--- Records Enclosed Below ---

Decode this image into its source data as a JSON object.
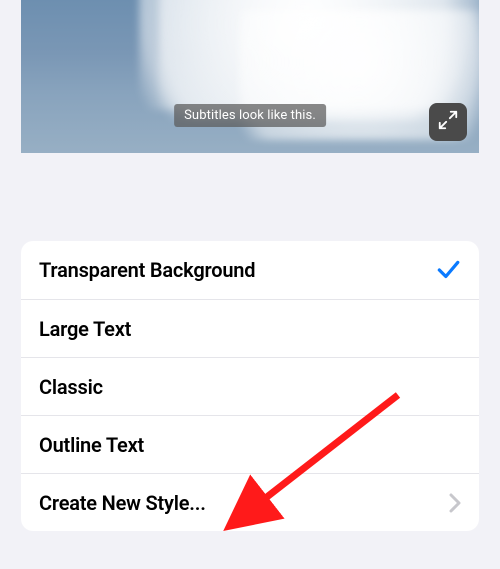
{
  "preview": {
    "subtitle_text": "Subtitles look like this."
  },
  "styles": {
    "items": [
      {
        "label": "Transparent Background",
        "selected": true
      },
      {
        "label": "Large Text",
        "selected": false
      },
      {
        "label": "Classic",
        "selected": false
      },
      {
        "label": "Outline Text",
        "selected": false
      }
    ],
    "create_label": "Create New Style..."
  }
}
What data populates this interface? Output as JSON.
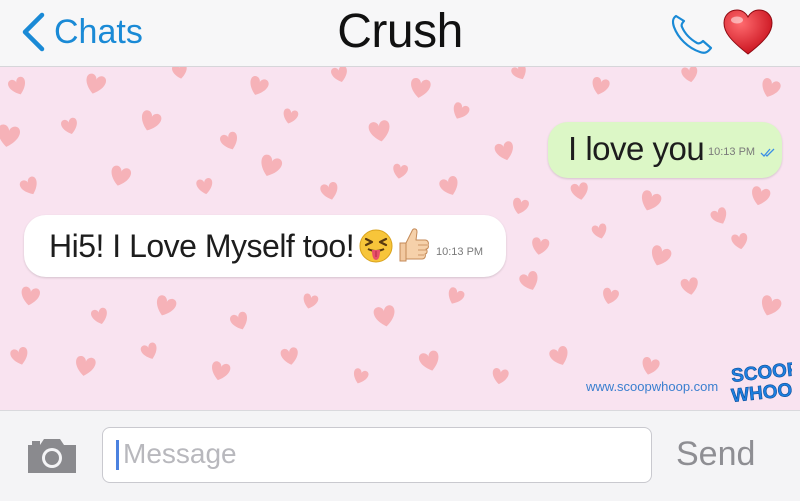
{
  "header": {
    "back_label": "Chats",
    "title": "Crush",
    "icons": [
      "chevron-left-icon",
      "phone-icon",
      "heart-icon"
    ]
  },
  "messages": [
    {
      "direction": "outgoing",
      "text": "I love you",
      "time": "10:13 PM",
      "status": "read"
    },
    {
      "direction": "incoming",
      "text": "Hi5! I Love Myself too!",
      "emoji": [
        "squinting-tongue-face",
        "thumbs-up"
      ],
      "time": "10:13 PM"
    }
  ],
  "watermark": {
    "url": "www.scoopwhoop.com",
    "logo_line1": "SCOOP",
    "logo_line2": "WHOOP"
  },
  "composer": {
    "placeholder": "Message",
    "send_label": "Send"
  },
  "colors": {
    "accent": "#1a8ad6",
    "chat_background": "#f9e3f0",
    "outgoing_bubble": "#dcf7c6",
    "incoming_bubble": "#ffffff",
    "pattern_heart": "#f4a2a6",
    "heart_button": "#e0202a"
  }
}
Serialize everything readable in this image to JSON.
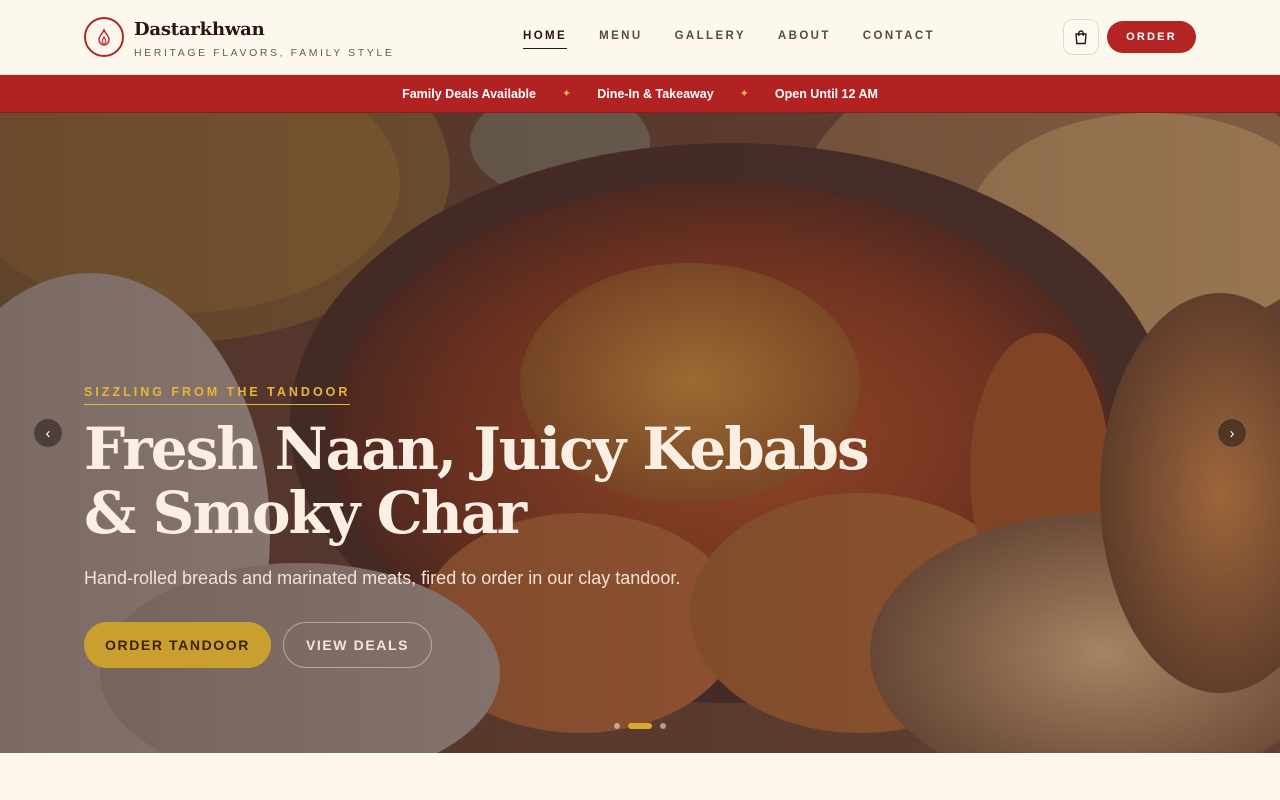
{
  "brand": {
    "name": "Dastarkhwan",
    "tagline": "HERITAGE FLAVORS, FAMILY STYLE",
    "accent": "#b42424",
    "icon": "flame-icon"
  },
  "nav": {
    "items": [
      {
        "label": "HOME",
        "active": true
      },
      {
        "label": "MENU",
        "active": false
      },
      {
        "label": "GALLERY",
        "active": false
      },
      {
        "label": "ABOUT",
        "active": false
      },
      {
        "label": "CONTACT",
        "active": false
      }
    ]
  },
  "header_actions": {
    "cart_icon": "shopping-bag-icon",
    "order_label": "ORDER"
  },
  "ticker": {
    "items": [
      "Family Deals Available",
      "Dine-In & Takeaway",
      "Open Until 12 AM"
    ],
    "separator": "✦",
    "background": "#b22222"
  },
  "hero": {
    "eyebrow": "SIZZLING FROM THE TANDOOR",
    "headline": "Fresh Naan, Juicy Kebabs & Smoky Char",
    "subtitle": "Hand-rolled breads and marinated meats, fired to order in our clay tandoor.",
    "primary_cta": "ORDER TANDOOR",
    "secondary_cta": "VIEW DEALS",
    "prev_arrow": "‹",
    "next_arrow": "›",
    "slides_count": 3,
    "active_slide": 2,
    "gold": "#c9a030"
  }
}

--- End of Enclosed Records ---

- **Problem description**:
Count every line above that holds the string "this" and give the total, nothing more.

- **Answer for the task**:
4